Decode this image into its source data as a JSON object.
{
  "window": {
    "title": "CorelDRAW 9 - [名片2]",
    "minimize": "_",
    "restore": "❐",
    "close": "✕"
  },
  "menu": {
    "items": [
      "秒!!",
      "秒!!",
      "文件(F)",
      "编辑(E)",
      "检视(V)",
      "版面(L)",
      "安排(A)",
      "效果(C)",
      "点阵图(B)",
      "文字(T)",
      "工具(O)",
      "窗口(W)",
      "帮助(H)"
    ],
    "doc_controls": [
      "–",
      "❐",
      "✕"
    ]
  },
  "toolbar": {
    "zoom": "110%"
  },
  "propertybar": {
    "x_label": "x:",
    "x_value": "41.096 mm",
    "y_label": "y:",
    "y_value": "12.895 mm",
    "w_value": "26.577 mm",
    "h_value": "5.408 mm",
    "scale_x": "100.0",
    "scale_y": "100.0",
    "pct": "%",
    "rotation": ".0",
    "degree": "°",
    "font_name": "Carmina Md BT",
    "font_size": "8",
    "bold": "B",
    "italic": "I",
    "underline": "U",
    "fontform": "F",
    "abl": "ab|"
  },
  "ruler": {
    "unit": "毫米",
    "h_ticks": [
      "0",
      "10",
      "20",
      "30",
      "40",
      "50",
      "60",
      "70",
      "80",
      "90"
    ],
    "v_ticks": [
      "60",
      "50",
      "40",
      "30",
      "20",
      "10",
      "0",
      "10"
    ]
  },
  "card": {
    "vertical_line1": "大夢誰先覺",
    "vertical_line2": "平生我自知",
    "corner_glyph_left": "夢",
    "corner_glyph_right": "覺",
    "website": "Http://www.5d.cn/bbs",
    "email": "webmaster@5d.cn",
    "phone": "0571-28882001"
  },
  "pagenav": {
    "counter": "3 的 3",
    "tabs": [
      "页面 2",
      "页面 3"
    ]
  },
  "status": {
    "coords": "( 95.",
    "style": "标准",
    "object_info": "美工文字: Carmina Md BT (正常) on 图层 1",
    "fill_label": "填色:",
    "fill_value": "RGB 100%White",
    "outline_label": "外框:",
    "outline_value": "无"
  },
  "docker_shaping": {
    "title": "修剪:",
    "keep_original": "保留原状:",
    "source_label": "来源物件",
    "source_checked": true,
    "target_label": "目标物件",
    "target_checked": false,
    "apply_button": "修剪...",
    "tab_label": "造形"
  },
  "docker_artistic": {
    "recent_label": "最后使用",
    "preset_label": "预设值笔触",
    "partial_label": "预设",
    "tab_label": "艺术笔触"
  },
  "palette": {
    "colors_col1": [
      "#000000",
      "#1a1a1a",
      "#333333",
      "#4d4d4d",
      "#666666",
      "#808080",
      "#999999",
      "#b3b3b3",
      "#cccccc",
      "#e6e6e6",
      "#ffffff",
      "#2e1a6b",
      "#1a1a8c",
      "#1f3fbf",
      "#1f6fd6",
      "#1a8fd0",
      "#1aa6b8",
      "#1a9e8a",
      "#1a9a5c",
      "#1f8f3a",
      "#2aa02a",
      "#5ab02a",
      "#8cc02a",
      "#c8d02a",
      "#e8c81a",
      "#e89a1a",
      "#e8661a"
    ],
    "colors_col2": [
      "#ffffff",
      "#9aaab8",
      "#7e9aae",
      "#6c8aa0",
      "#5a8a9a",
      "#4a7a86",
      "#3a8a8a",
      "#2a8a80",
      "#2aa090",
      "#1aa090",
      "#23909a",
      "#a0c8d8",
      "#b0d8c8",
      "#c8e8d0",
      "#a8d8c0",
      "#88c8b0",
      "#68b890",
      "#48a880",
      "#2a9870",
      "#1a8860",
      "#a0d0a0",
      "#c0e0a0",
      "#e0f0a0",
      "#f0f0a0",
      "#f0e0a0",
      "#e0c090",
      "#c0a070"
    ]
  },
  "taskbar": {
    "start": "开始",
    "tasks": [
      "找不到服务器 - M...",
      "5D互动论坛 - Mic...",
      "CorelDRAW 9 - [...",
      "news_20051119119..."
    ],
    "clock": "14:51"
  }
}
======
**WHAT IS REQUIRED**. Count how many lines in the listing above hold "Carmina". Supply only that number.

**RESULT FOR THIS TASK**. 2